Climate Change

Share |

Rising CO2 Promoting Desert 'Greening'

July 8, 2013; 2:11 PM ET

Increased levels of carbon dioxide (CO2) over the past 30 years have caused an 11 percent increase in foliage over arid regions of North America, Australia, Africa and the Middle East, according to researchers from the Commonwealth Scientific and Industrial Research Organization (CSIRO) from Australia.

The image below is satellite data that shows the percent amount that foliage cover has changed around the world from 1982 to 2010. Note the biggest increases are in the arid regions of western North America, Africa and western Australia. Image courtesy of CSIRO.

This process, also known as CO2 fertilization, occurs where elevated CO2 enables a leaf during photosynthesis, the process by which green plants convert sunlight into sugar, to extract more carbon from the air or lose less water to the air, or both, according to the CSIRO press release.
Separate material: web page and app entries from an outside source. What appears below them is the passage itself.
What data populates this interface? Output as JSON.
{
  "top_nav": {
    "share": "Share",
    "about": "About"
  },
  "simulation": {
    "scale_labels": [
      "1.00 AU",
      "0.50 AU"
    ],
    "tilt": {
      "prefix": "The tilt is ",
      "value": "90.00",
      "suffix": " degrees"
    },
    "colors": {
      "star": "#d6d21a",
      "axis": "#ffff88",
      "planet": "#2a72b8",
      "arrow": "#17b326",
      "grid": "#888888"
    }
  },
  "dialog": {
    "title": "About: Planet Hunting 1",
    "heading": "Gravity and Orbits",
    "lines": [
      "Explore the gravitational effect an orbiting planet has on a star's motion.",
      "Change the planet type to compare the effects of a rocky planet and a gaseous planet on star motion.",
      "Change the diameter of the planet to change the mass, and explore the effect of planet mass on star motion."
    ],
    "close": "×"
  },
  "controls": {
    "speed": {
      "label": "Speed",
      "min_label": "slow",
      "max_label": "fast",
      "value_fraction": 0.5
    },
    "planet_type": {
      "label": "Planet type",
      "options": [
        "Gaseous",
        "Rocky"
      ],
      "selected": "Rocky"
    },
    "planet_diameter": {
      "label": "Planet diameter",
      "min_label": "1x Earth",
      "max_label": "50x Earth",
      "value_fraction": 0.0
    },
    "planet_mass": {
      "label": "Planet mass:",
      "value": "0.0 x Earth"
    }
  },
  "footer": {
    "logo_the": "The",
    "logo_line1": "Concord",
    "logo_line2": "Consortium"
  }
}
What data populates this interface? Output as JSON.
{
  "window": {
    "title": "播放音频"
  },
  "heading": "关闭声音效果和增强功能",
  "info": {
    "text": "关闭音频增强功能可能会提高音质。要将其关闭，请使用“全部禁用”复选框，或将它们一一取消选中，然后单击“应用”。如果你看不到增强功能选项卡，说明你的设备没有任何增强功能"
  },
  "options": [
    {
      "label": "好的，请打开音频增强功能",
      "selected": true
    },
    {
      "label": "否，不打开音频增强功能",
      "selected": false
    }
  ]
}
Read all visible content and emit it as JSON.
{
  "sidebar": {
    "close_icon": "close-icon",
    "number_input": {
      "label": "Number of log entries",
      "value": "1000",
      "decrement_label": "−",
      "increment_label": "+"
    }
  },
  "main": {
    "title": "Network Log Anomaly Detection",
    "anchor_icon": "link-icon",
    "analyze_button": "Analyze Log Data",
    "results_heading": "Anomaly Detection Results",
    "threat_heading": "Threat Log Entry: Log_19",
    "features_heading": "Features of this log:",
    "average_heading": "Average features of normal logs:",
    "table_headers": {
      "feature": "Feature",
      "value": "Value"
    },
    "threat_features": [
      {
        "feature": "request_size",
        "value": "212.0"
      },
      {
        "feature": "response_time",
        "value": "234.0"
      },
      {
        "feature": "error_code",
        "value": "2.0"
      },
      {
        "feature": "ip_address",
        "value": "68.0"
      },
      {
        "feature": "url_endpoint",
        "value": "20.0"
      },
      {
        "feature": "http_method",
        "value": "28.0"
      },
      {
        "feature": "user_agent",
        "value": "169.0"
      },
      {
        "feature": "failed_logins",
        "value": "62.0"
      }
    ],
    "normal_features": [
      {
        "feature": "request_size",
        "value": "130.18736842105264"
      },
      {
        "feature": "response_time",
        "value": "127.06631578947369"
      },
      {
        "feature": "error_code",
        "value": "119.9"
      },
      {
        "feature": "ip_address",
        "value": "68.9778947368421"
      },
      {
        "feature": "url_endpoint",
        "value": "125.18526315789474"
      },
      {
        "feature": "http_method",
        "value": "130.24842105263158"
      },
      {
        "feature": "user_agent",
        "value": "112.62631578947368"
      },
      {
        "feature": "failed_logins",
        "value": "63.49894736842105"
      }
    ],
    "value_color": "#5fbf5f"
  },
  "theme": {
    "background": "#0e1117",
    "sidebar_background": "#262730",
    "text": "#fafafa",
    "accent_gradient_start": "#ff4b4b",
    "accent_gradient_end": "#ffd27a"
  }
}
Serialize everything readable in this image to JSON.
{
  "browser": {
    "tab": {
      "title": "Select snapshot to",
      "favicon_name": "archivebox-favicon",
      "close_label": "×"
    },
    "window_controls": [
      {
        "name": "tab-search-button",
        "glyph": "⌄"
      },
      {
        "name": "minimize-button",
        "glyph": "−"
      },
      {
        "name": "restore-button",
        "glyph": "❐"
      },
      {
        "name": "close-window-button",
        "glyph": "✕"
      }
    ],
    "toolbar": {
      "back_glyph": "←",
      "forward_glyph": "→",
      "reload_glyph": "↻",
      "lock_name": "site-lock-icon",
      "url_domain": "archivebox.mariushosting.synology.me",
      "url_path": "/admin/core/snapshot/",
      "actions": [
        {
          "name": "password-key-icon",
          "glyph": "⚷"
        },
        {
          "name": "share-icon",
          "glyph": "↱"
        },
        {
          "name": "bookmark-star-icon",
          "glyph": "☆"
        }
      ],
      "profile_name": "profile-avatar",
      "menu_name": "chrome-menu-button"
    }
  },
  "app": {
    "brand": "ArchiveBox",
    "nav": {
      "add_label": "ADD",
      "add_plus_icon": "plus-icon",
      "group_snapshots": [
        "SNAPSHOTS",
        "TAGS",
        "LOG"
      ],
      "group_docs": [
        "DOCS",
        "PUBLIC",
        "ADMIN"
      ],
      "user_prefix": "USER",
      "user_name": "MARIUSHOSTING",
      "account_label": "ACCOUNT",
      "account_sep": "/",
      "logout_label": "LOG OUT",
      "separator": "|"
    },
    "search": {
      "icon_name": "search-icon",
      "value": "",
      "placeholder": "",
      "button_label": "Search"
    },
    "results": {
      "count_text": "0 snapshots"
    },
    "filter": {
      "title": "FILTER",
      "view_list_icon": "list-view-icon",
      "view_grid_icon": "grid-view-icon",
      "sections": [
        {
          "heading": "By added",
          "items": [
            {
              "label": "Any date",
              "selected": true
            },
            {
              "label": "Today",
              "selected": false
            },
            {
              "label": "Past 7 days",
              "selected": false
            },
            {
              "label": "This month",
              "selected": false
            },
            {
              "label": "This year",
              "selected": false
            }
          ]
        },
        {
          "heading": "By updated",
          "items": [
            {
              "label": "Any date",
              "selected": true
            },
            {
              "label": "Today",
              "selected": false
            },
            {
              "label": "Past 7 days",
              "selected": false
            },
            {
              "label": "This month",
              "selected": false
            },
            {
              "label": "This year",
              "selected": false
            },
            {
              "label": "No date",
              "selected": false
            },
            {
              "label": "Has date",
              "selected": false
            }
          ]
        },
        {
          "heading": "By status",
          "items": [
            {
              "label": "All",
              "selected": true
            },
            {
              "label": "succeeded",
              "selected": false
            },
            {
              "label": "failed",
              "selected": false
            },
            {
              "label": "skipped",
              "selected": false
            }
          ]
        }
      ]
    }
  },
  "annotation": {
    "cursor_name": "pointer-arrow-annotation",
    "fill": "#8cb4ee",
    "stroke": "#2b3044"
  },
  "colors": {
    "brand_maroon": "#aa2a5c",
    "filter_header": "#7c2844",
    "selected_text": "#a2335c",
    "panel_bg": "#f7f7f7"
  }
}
The elevated CO2 causes individual leaves of a plant to use less water, thus plants in arid regions will respond by increasing their total number of leaves, according to the report.

Scientists have long known the effects of CO2 on foliage, but until now it has been difficult to demonstrate, according to CSIRO research scientist Dr. Randall Donohue.


This study was published in the U.S. journal Geophysical Research Letters.

The views expressed are those of the author and not necessarily those of AccuWeather, Inc. or


Comments left here should adhere to the Community Guidelines. Profanity, personal attacks, and spam will not be tolerated.

More Climate Change

  • Clouds are trending higher into the atmosphere

    July 11, 2016; 3:36 PM ET

    New research from the Scripps Institution of Oceanography at the University of California (San Diego) confirms what computer modeling had earlier predicted in regards to the impact of climate change on clouds and mid-latitude storm tracks.

About This Blog

Climate Change
In the Climate Change Blog, you will find links to the latest research, commentary by experts with various points of view on all aspects of global climate change.